- Your goal:
Reproduce all of the records word for word, omitting the pictures.

- Material to process:
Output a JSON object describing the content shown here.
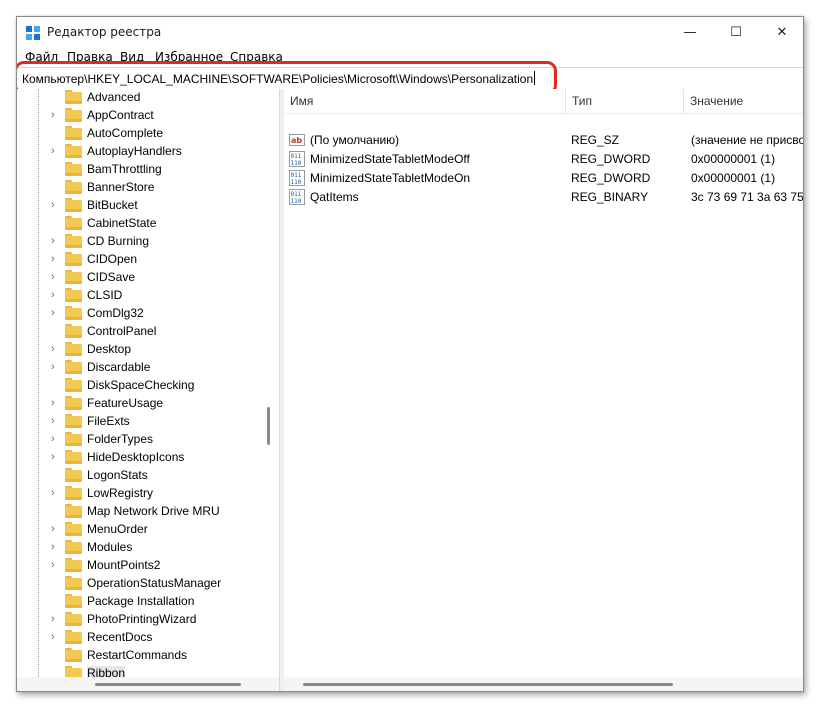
{
  "window": {
    "title": "Редактор реестра",
    "controls": {
      "minimize": "—",
      "maximize": "☐",
      "close": "✕"
    }
  },
  "menu": [
    {
      "hotkey": "Ф",
      "rest": "айл"
    },
    {
      "hotkey": "П",
      "rest": "равка"
    },
    {
      "hotkey": "В",
      "rest": "ид"
    },
    {
      "hotkey": "И",
      "rest": "збранное"
    },
    {
      "hotkey": "С",
      "rest": "правка"
    }
  ],
  "address": {
    "path": "Компьютер\\HKEY_LOCAL_MACHINE\\SOFTWARE\\Policies\\Microsoft\\Windows\\Personalization",
    "highlight_color": "#e02a1e"
  },
  "tree": {
    "items": [
      {
        "label": "Advanced",
        "expandable": false
      },
      {
        "label": "AppContract",
        "expandable": true
      },
      {
        "label": "AutoComplete",
        "expandable": false
      },
      {
        "label": "AutoplayHandlers",
        "expandable": true
      },
      {
        "label": "BamThrottling",
        "expandable": false
      },
      {
        "label": "BannerStore",
        "expandable": false
      },
      {
        "label": "BitBucket",
        "expandable": true
      },
      {
        "label": "CabinetState",
        "expandable": false
      },
      {
        "label": "CD Burning",
        "expandable": true
      },
      {
        "label": "CIDOpen",
        "expandable": true
      },
      {
        "label": "CIDSave",
        "expandable": true
      },
      {
        "label": "CLSID",
        "expandable": true
      },
      {
        "label": "ComDlg32",
        "expandable": true
      },
      {
        "label": "ControlPanel",
        "expandable": false
      },
      {
        "label": "Desktop",
        "expandable": true
      },
      {
        "label": "Discardable",
        "expandable": true
      },
      {
        "label": "DiskSpaceChecking",
        "expandable": false
      },
      {
        "label": "FeatureUsage",
        "expandable": true
      },
      {
        "label": "FileExts",
        "expandable": true
      },
      {
        "label": "FolderTypes",
        "expandable": true
      },
      {
        "label": "HideDesktopIcons",
        "expandable": true
      },
      {
        "label": "LogonStats",
        "expandable": false
      },
      {
        "label": "LowRegistry",
        "expandable": true
      },
      {
        "label": "Map Network Drive MRU",
        "expandable": false
      },
      {
        "label": "MenuOrder",
        "expandable": true
      },
      {
        "label": "Modules",
        "expandable": true
      },
      {
        "label": "MountPoints2",
        "expandable": true
      },
      {
        "label": "OperationStatusManager",
        "expandable": false
      },
      {
        "label": "Package Installation",
        "expandable": false
      },
      {
        "label": "PhotoPrintingWizard",
        "expandable": true
      },
      {
        "label": "RecentDocs",
        "expandable": true
      },
      {
        "label": "RestartCommands",
        "expandable": false
      },
      {
        "label": "Ribbon",
        "expandable": false,
        "selected": true
      }
    ]
  },
  "values": {
    "columns": {
      "name": "Имя",
      "type": "Тип",
      "data": "Значение"
    },
    "rows": [
      {
        "icon": "string-value-icon",
        "name": "(По умолчанию)",
        "type": "REG_SZ",
        "data": "(значение не присво"
      },
      {
        "icon": "binary-value-icon",
        "name": "MinimizedStateTabletModeOff",
        "type": "REG_DWORD",
        "data": "0x00000001 (1)"
      },
      {
        "icon": "binary-value-icon",
        "name": "MinimizedStateTabletModeOn",
        "type": "REG_DWORD",
        "data": "0x00000001 (1)"
      },
      {
        "icon": "binary-value-icon",
        "name": "QatItems",
        "type": "REG_BINARY",
        "data": "3c 73 69 71 3a 63 75 7"
      }
    ]
  },
  "colors": {
    "folder": "#f3c94f",
    "accent_blue": "#1f6fd1",
    "highlight": "#e02a1e"
  }
}
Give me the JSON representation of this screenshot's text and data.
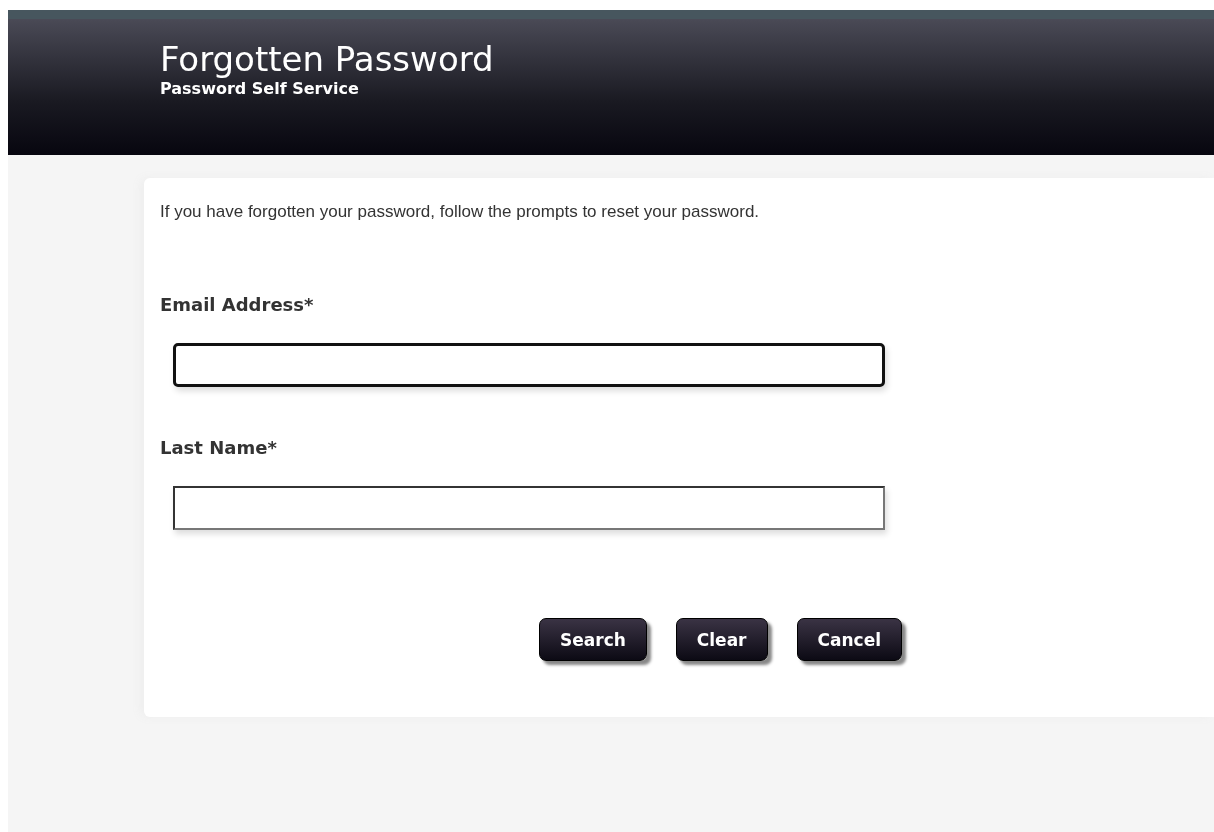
{
  "header": {
    "title": "Forgotten Password",
    "subtitle": "Password Self Service"
  },
  "intro": "If you have forgotten your password, follow the prompts to reset your password.",
  "fields": [
    {
      "label": "Email Address*",
      "focused": true
    },
    {
      "label": "Last Name*",
      "focused": false
    }
  ],
  "buttons": [
    "Search",
    "Clear",
    "Cancel"
  ]
}
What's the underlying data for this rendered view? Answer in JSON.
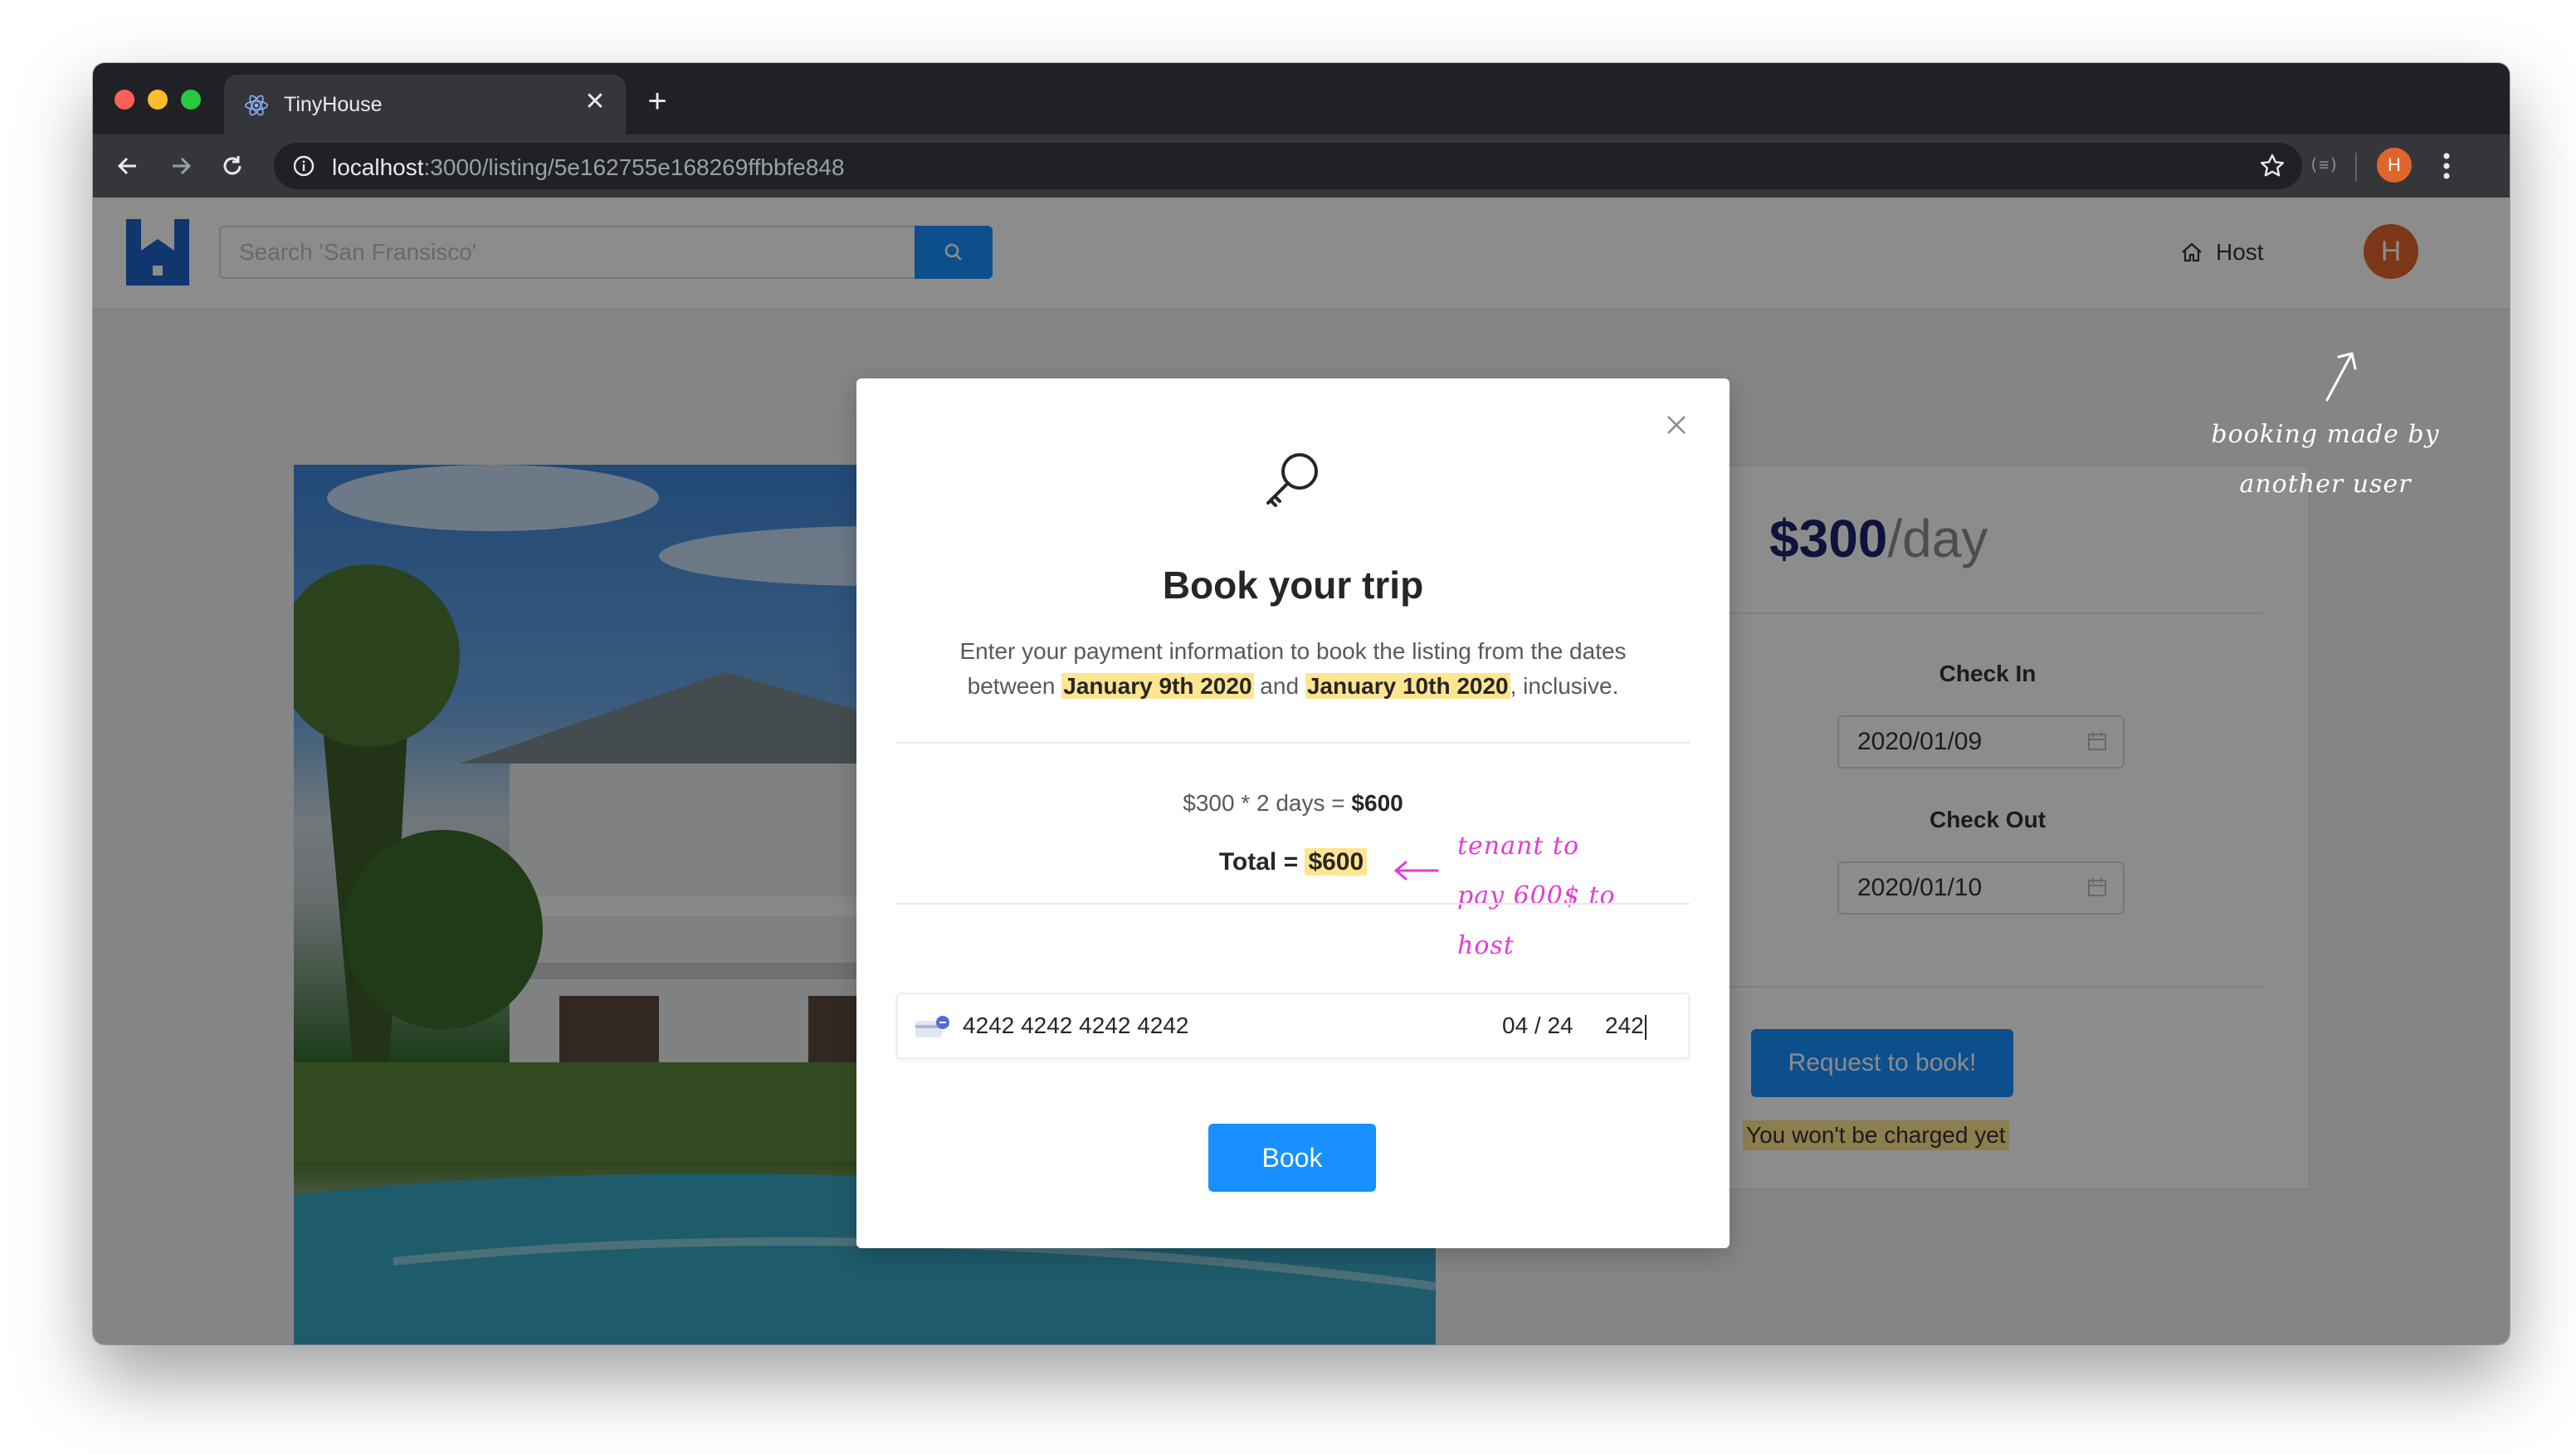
{
  "browser": {
    "tab_title": "TinyHouse",
    "new_tab": "+",
    "tab_close": "✕",
    "url_host": "localhost",
    "url_path": ":3000/listing/5e162755e168269ffbbfe848",
    "extension_label": "(≡)",
    "profile_initial": "H"
  },
  "header": {
    "search_placeholder": "Search 'San Fransisco'",
    "host_label": "Host",
    "avatar_initial": "H"
  },
  "listing": {
    "price": "$300",
    "price_unit": "/day",
    "check_in_label": "Check In",
    "check_in_value": "2020/01/09",
    "check_out_label": "Check Out",
    "check_out_value": "2020/01/10",
    "request_button": "Request to book!",
    "charge_note": "You won't be charged yet"
  },
  "modal": {
    "title": "Book your trip",
    "desc_part1": "Enter your payment information to book the listing from the dates between ",
    "date_start": "January 9th 2020",
    "desc_and": " and ",
    "date_end": "January 10th 2020",
    "desc_end": ", inclusive.",
    "calc_prefix": "$300 * 2 days = ",
    "calc_result": "$600",
    "total_label": "Total = ",
    "total_value": "$600",
    "card_number": "4242 4242 4242 4242",
    "card_expiry": "04 / 24",
    "card_cvc": "242",
    "book_button": "Book"
  },
  "annotations": {
    "booking_note": "booking made by another user",
    "tenant_note": "tenant to pay 600$ to host"
  },
  "colors": {
    "primary": "#1890ff",
    "highlight": "#ffe58f",
    "avatar": "#e0652a",
    "annotation_pink": "#e53ad8",
    "price_text": "#1d226c"
  }
}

- Answer for this exercise:
Output a JSON object describing the content shown here.
{
  "window": {
    "title": "Редактор реестра",
    "controls": {
      "minimize": "—",
      "maximize": "☐",
      "close": "✕"
    }
  },
  "menu": [
    {
      "hotkey": "Ф",
      "rest": "айл"
    },
    {
      "hotkey": "П",
      "rest": "равка"
    },
    {
      "hotkey": "В",
      "rest": "ид"
    },
    {
      "hotkey": "И",
      "rest": "збранное"
    },
    {
      "hotkey": "С",
      "rest": "правка"
    }
  ],
  "address": {
    "path": "Компьютер\\HKEY_LOCAL_MACHINE\\SOFTWARE\\Policies\\Microsoft\\Windows\\Personalization",
    "highlight_color": "#e02a1e"
  },
  "tree": {
    "items": [
      {
        "label": "Advanced",
        "expandable": false
      },
      {
        "label": "AppContract",
        "expandable": true
      },
      {
        "label": "AutoComplete",
        "expandable": false
      },
      {
        "label": "AutoplayHandlers",
        "expandable": true
      },
      {
        "label": "BamThrottling",
        "expandable": false
      },
      {
        "label": "BannerStore",
        "expandable": false
      },
      {
        "label": "BitBucket",
        "expandable": true
      },
      {
        "label": "CabinetState",
        "expandable": false
      },
      {
        "label": "CD Burning",
        "expandable": true
      },
      {
        "label": "CIDOpen",
        "expandable": true
      },
      {
        "label": "CIDSave",
        "expandable": true
      },
      {
        "label": "CLSID",
        "expandable": true
      },
      {
        "label": "ComDlg32",
        "expandable": true
      },
      {
        "label": "ControlPanel",
        "expandable": false
      },
      {
        "label": "Desktop",
        "expandable": true
      },
      {
        "label": "Discardable",
        "expandable": true
      },
      {
        "label": "DiskSpaceChecking",
        "expandable": false
      },
      {
        "label": "FeatureUsage",
        "expandable": true
      },
      {
        "label": "FileExts",
        "expandable": true
      },
      {
        "label": "FolderTypes",
        "expandable": true
      },
      {
        "label": "HideDesktopIcons",
        "expandable": true
      },
      {
        "label": "LogonStats",
        "expandable": false
      },
      {
        "label": "LowRegistry",
        "expandable": true
      },
      {
        "label": "Map Network Drive MRU",
        "expandable": false
      },
      {
        "label": "MenuOrder",
        "expandable": true
      },
      {
        "label": "Modules",
        "expandable": true
      },
      {
        "label": "MountPoints2",
        "expandable": true
      },
      {
        "label": "OperationStatusManager",
        "expandable": false
      },
      {
        "label": "Package Installation",
        "expandable": false
      },
      {
        "label": "PhotoPrintingWizard",
        "expandable": true
      },
      {
        "label": "RecentDocs",
        "expandable": true
      },
      {
        "label": "RestartCommands",
        "expandable": false
      },
      {
        "label": "Ribbon",
        "expandable": false,
        "selected": true
      }
    ]
  },
  "values": {
    "columns": {
      "name": "Имя",
      "type": "Тип",
      "data": "Значение"
    },
    "rows": [
      {
        "icon": "string-value-icon",
        "name": "(По умолчанию)",
        "type": "REG_SZ",
        "data": "(значение не присво"
      },
      {
        "icon": "binary-value-icon",
        "name": "MinimizedStateTabletModeOff",
        "type": "REG_DWORD",
        "data": "0x00000001 (1)"
      },
      {
        "icon": "binary-value-icon",
        "name": "MinimizedStateTabletModeOn",
        "type": "REG_DWORD",
        "data": "0x00000001 (1)"
      },
      {
        "icon": "binary-value-icon",
        "name": "QatItems",
        "type": "REG_BINARY",
        "data": "3c 73 69 71 3a 63 75 7"
      }
    ]
  },
  "colors": {
    "folder": "#f3c94f",
    "accent_blue": "#1f6fd1",
    "highlight": "#e02a1e"
  }
}
Give me the JSON representation of this screenshot's text and data.
{
  "header": {
    "title": "Forgotten Password",
    "subtitle": "Password Self Service"
  },
  "intro": "If you have forgotten your password, follow the prompts to reset your password.",
  "fields": [
    {
      "label": "Email Address*",
      "focused": true
    },
    {
      "label": "Last Name*",
      "focused": false
    }
  ],
  "buttons": [
    "Search",
    "Clear",
    "Cancel"
  ]
}
What's the underlying data for this rendered view? Answer in JSON.
{
  "browser": {
    "tab_title": "TinyHouse",
    "new_tab": "+",
    "tab_close": "✕",
    "url_host": "localhost",
    "url_path": ":3000/listing/5e162755e168269ffbbfe848",
    "extension_label": "(≡)",
    "profile_initial": "H"
  },
  "header": {
    "search_placeholder": "Search 'San Fransisco'",
    "host_label": "Host",
    "avatar_initial": "H"
  },
  "listing": {
    "price": "$300",
    "price_unit": "/day",
    "check_in_label": "Check In",
    "check_in_value": "2020/01/09",
    "check_out_label": "Check Out",
    "check_out_value": "2020/01/10",
    "request_button": "Request to book!",
    "charge_note": "You won't be charged yet"
  },
  "modal": {
    "title": "Book your trip",
    "desc_part1": "Enter your payment information to book the listing from the dates between ",
    "date_start": "January 9th 2020",
    "desc_and": " and ",
    "date_end": "January 10th 2020",
    "desc_end": ", inclusive.",
    "calc_prefix": "$300 * 2 days = ",
    "calc_result": "$600",
    "total_label": "Total = ",
    "total_value": "$600",
    "card_number": "4242 4242 4242 4242",
    "card_expiry": "04 / 24",
    "card_cvc": "242",
    "book_button": "Book"
  },
  "annotations": {
    "booking_note": "booking made by another user",
    "tenant_note": "tenant to pay 600$ to host"
  },
  "colors": {
    "primary": "#1890ff",
    "highlight": "#ffe58f",
    "avatar": "#e0652a",
    "annotation_pink": "#e53ad8",
    "price_text": "#1d226c"
  }
}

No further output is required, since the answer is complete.